The Workshop: RIP!

Don’t miss this post by David Wedaman:

Library and IT staff pretty much have one tool in the tool box when they set out to help faculty come to grips with a new application or service. The Workshop. I’ve been associated with Library and IT Workshops for faculty for a long while, and I’ve noticed them sliding away from relevance. And attendance.

It could be that Workshops never were a very great vehicle for anything, and I’m only now noticing it. If it’s true they never were a very great learning vehicle yet we rolled them out continuously and people trudged into them dutifully year after year, that’s just sad. In any event, I’m pretty sure people are now increasingly less willing to trudge into them, and I’m not sad about it.

What’s wrong with Workshops? Well, a few things come quickly to mind.

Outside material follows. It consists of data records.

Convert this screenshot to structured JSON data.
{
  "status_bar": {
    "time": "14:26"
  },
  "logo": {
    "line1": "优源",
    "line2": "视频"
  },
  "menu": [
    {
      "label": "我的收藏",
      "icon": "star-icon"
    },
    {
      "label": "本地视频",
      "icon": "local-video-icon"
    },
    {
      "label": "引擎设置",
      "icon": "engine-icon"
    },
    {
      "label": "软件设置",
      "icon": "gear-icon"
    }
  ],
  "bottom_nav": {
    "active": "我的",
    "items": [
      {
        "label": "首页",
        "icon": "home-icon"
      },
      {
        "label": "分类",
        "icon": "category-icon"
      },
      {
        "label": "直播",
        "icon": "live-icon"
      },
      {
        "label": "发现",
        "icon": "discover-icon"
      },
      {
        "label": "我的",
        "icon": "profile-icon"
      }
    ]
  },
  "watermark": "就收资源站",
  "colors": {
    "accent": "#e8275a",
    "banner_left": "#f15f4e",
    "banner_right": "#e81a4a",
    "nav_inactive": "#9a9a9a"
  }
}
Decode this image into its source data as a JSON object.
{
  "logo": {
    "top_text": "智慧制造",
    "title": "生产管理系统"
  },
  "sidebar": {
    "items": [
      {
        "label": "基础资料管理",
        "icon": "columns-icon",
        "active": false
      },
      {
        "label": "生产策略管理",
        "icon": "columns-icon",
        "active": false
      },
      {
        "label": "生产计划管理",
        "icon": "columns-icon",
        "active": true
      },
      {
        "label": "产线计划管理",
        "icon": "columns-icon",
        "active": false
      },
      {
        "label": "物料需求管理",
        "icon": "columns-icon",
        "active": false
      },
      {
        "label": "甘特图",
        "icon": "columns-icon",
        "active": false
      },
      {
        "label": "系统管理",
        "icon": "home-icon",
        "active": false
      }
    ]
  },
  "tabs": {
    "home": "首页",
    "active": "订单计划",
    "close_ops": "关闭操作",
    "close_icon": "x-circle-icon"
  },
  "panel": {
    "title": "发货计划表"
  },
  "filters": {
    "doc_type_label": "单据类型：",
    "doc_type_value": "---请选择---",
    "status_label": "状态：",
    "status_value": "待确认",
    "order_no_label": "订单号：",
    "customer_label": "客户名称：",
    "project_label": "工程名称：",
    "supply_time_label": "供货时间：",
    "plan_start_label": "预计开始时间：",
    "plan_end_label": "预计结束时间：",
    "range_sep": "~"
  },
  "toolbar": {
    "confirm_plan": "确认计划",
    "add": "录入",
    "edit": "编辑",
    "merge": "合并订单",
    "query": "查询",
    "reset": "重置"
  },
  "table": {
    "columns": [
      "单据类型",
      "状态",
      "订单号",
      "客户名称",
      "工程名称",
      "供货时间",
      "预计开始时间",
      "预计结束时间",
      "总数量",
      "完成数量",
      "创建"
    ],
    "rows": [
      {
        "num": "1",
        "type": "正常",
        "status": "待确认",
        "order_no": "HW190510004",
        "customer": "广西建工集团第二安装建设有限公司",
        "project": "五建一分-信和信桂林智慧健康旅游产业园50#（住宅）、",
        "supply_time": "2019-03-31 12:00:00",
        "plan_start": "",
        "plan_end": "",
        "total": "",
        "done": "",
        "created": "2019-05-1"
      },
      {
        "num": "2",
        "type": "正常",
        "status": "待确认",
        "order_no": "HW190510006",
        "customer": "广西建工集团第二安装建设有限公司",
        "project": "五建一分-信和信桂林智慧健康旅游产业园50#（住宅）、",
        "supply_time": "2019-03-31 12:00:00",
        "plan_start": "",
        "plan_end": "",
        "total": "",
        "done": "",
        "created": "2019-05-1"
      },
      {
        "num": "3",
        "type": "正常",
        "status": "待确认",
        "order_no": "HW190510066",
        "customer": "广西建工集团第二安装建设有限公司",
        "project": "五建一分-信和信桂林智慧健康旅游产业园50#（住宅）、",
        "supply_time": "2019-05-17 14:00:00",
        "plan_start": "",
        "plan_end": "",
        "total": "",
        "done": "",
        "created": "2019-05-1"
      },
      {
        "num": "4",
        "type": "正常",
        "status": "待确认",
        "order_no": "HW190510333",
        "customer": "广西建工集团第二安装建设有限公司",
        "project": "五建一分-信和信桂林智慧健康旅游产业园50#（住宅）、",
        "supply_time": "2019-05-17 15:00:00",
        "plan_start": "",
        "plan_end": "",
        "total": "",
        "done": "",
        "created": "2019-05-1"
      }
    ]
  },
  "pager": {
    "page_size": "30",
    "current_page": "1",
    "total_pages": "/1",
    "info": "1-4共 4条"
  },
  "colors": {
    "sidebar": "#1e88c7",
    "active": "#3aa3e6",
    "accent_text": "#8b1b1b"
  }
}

  1. Content Kills Hope. Workshops are generally framed around content, and not very exciting content at that: a tool, a new Learning Management System, say. A tool often NOT chosen in consultation with the attendees, so from their perspective, an arbitrarily-imposed thing, somebody else’s content. What’s worse than boring content? Somebody else’s boring, imposed content that you don’t want. As a friend and pedagogue famously said, learning’s not about covering (content), it’s about UNCOVERING. (Uncovering the people, really).
  2. The Encapsulation Fallacy. The thing Workshops cover is usually one small mechanical slice of life presented as a self-contained whole, whereas faculty (like everyone) are probably more likely struggling to come to grips with a complex and integrated reorganization of their information and learning systems. So if they come, they are probably asking themselves the whole time “how the heck does this help?”
  3. The Carpet-bagger Syndrome. Workshop teachers are often presented in a kind of clerk-like role. They’re there to teach the topic, then they generally have to run off to do a variety of other things. Answer the phones, show a faculty member how to create a blog, attend a committee meeting, sit at the Reference Desk, help a student submit an inter-library loan request, what have you. All important, necessary, valuable things, but the point is that you may never see them again. They probably won’t be around when you have to do the thing in your real life. They’re like a traveller from an ancient land where tools are vast trunkless legs of stone in a desert, that is to say, easy to learn in decontextualized ways.
  4. Fear of What Should Not Be Feared. The Workshop isn’t really a place where engaged learners and teachers participate actively in the conversation about ideas that I imagine is at the core of a learning community. Ha, you might exclaim. What is it? It’s more like a protection from a conversation about ideas, because ideas take time to think about, particularly to think about together with other people, and the workshop has 40 minutes. It’s as if the Workshop teachers were just cramming the time full of activities like logging into the computers and typing in sample forum entries and imaginary search terms so that there’s no unscheduled portion that might generate an unpredictable conversation with the potential to change our assumptions about life, or anything else interesting.

Click through to read David’s suggestions for alternatives.